- **Brief**:
Reprint the full listing exactly.

[Start of section]

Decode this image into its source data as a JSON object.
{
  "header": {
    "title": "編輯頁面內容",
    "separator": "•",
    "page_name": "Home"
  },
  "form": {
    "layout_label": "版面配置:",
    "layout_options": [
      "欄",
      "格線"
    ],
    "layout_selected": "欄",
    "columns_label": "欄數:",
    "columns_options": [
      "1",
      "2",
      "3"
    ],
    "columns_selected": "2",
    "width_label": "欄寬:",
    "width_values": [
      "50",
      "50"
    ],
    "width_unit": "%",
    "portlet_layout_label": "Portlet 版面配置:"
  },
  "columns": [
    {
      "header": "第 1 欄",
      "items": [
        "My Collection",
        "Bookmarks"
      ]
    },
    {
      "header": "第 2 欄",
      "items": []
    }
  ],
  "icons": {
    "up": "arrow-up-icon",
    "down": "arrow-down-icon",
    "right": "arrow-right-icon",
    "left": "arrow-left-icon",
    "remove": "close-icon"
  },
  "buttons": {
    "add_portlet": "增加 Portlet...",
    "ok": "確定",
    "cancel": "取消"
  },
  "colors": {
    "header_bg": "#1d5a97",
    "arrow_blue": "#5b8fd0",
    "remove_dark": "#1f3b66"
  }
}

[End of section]

- **Answer box**:
Decode this image into its source data as a JSON object.
{
  "header": {
    "title": "編輯頁面內容",
    "separator": "•",
    "page_name": "Home"
  },
  "form": {
    "layout_label": "版面配置:",
    "layout_options": [
      "欄",
      "格線"
    ],
    "layout_selected": "欄",
    "columns_label": "欄數:",
    "columns_options": [
      "1",
      "2",
      "3"
    ],
    "columns_selected": "2",
    "width_label": "欄寬:",
    "width_values": [
      "50",
      "50"
    ],
    "width_unit": "%",
    "portlet_layout_label": "Portlet 版面配置:"
  },
  "columns": [
    {
      "header": "第 1 欄",
      "items": [
        "My Collection",
        "Bookmarks"
      ]
    },
    {
      "header": "第 2 欄",
      "items": []
    }
  ],
  "icons": {
    "up": "arrow-up-icon",
    "down": "arrow-down-icon",
    "right": "arrow-right-icon",
    "left": "arrow-left-icon",
    "remove": "close-icon"
  },
  "buttons": {
    "add_portlet": "增加 Portlet...",
    "ok": "確定",
    "cancel": "取消"
  },
  "colors": {
    "header_bg": "#1d5a97",
    "arrow_blue": "#5b8fd0",
    "remove_dark": "#1f3b66"
  }
}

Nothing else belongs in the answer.